Roaches also make absolutely fantastic feeders. Some, like Blatta lateralis, the lobster roach, are about the size of crickets, can't fly or climb smooth surfaces, and breed prolifically. Oh, and they don't smell like crickets. In fact, the smell of their colonies can't even be compared on the same scale unless a piece of fruit or vegetable is too large to be eaten before it starts to rot. Unfortunately, lobsters are ridiculously quick, and do best as feeders if they're cooled in the fridge ten minutes or so to slow them down.
Another ideal roach is the False death's head, or Discoid roach, Blaberus discoidales. These massive, 2-3 inch roaches are much slower than lobsters, and one of the few insects large enough to be fed to the giant tarantulas. They also give live birth, which is pretty cool.
Unfortunately our government has banned every species of roach except for the German cockroach, which is the one you may see in your apartment. Their reasonings are good, as roaches do tend to be rather hardy, but an argument can be made that the tropical and desert species -such as lobsters and discoids- are too temperature dependent to set up shop in Canada. Then again, rules are rules.
Waxworms are a feeder that I have only a little experience with. They need to be ignored above all else, and it helps if you don't have a plethora of grain moths living in your house. To culture waxworms, a medium of bran and honey is prepared with some glycerin, and placed in a container with fine (very fine) mesh. Waxworms are added and left alone for a few months. Eventually they pupate, emerge as adult moths, and produce lots of little waxworm babies. Unfortunately, if you happen to have grain moths fluttering around your apartment, they wiggle their way into the culture and take it over with their significantly faster lifecycle. I have since given up waxworms until the time comes that I am no longer plagued with these damned tiny moths.
As feeder insects go, those are essentially all you will be encountering in our part of the world.
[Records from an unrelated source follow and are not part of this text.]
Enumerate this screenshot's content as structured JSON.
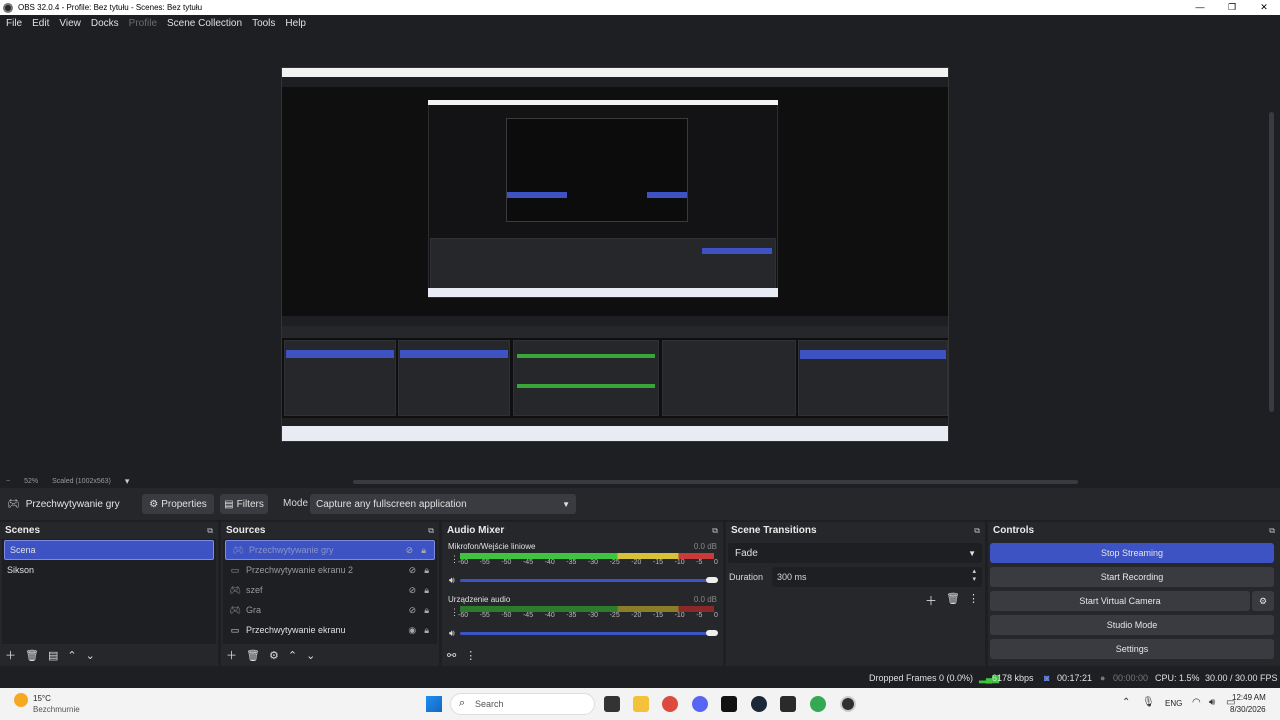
{
  "window": {
    "title": "OBS 32.0.4 - Profile: Bez tytułu - Scenes: Bez tytułu",
    "minimize": "—",
    "maximize": "❐",
    "close": "✕"
  },
  "menu": {
    "file": "File",
    "edit": "Edit",
    "view": "View",
    "docks": "Docks",
    "profile": "Profile",
    "scene_collection": "Scene Collection",
    "tools": "Tools",
    "help": "Help"
  },
  "zoom": {
    "minus": "−",
    "level": "52%",
    "scaled": "Scaled (1002x563)",
    "dropdown": "▾"
  },
  "source_toolbar": {
    "source_name": "Przechwytywanie gry",
    "properties_label": "Properties",
    "filters_label": "Filters",
    "mode_label": "Mode",
    "mode_value": "Capture any fullscreen application"
  },
  "scenes": {
    "title": "Scenes",
    "items": [
      "Scena",
      "Sikson"
    ]
  },
  "sources": {
    "title": "Sources",
    "items": [
      {
        "label": "Przechwytywanie gry",
        "icon": "gamepad-icon"
      },
      {
        "label": "Przechwytywanie ekranu 2",
        "icon": "monitor-icon"
      },
      {
        "label": "szef",
        "icon": "gamepad-icon"
      },
      {
        "label": "Gra",
        "icon": "gamepad-icon"
      },
      {
        "label": "Przechwytywanie ekranu",
        "icon": "monitor-icon"
      }
    ]
  },
  "audio_mixer": {
    "title": "Audio Mixer",
    "channels": [
      {
        "name": "Mikrofon/Wejście liniowe",
        "db": "0.0 dB",
        "volume": 1.0
      },
      {
        "name": "Urządzenie audio",
        "db": "0.0 dB",
        "volume": 1.0
      }
    ],
    "ticks": [
      "-60",
      "-55",
      "-50",
      "-45",
      "-40",
      "-35",
      "-30",
      "-25",
      "-20",
      "-15",
      "-10",
      "-5",
      "0"
    ]
  },
  "transitions": {
    "title": "Scene Transitions",
    "selected": "Fade",
    "duration_label": "Duration",
    "duration_value": "300 ms"
  },
  "controls": {
    "title": "Controls",
    "stop_streaming": "Stop Streaming",
    "start_recording": "Start Recording",
    "start_virtual_camera": "Start Virtual Camera",
    "studio_mode": "Studio Mode",
    "settings": "Settings"
  },
  "status": {
    "dropped_frames": "Dropped Frames 0 (0.0%)",
    "bitrate": "6178 kbps",
    "stream_time": "00:17:21",
    "rec_time": "00:00:00",
    "cpu": "CPU: 1.5%",
    "fps": "30.00 / 30.00 FPS"
  },
  "taskbar": {
    "temperature": "15°C",
    "weather": "Bezchmurnie",
    "search_placeholder": "Search",
    "language": "ENG",
    "time": "12:49 AM",
    "date": "8/30/2026"
  },
  "colors": {
    "accent": "#3d53c4",
    "dock_bg": "#26272b",
    "panel_bg": "#1e1f22"
  }
}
Europe is big on Locusts, and you can culture some grasshoppers here, but I'm not familiar with them.
Of course your journey into insects doesn't necessarily need to stop with feeder insects. Bugs such as mantids and phasmids, as well as gastropods like Helix aspersa and Achatina fulica (giant snails) make fascinating pets due to their appearance and behaviour. Mantids seem the very embodiment of calm until they strike; phasmids (stick insects) vary between absurd, beautiful, and alien; giant snails are impressive just for their size, and have fascinating lifecycles that can be observed with any two individuals, as most species are hermaphroditic.
Once again, however, the government looms. All phasmids, mantids, and land snails not native to Canada are banned from importation and trade. This means no H. aspersa, A. fulica, nor pretty much every mantis and stick insect. Canada does have at least one species of both mantids and sticks that are just as interesting as most others, but unfortunately our snails aren't terribly fascinating. The same goes for millipedes, but oddly enough, not centipedes. This is something I have an issue with, but my griping will wait for another day.
With that, I leave you. I strongly recommend looking into the specific insects I've already posted about, and going further with species I have neglected to mention entirely. Go read up on assassin bugs, for instance, or diving water beetles. Of course there's arachnids, too!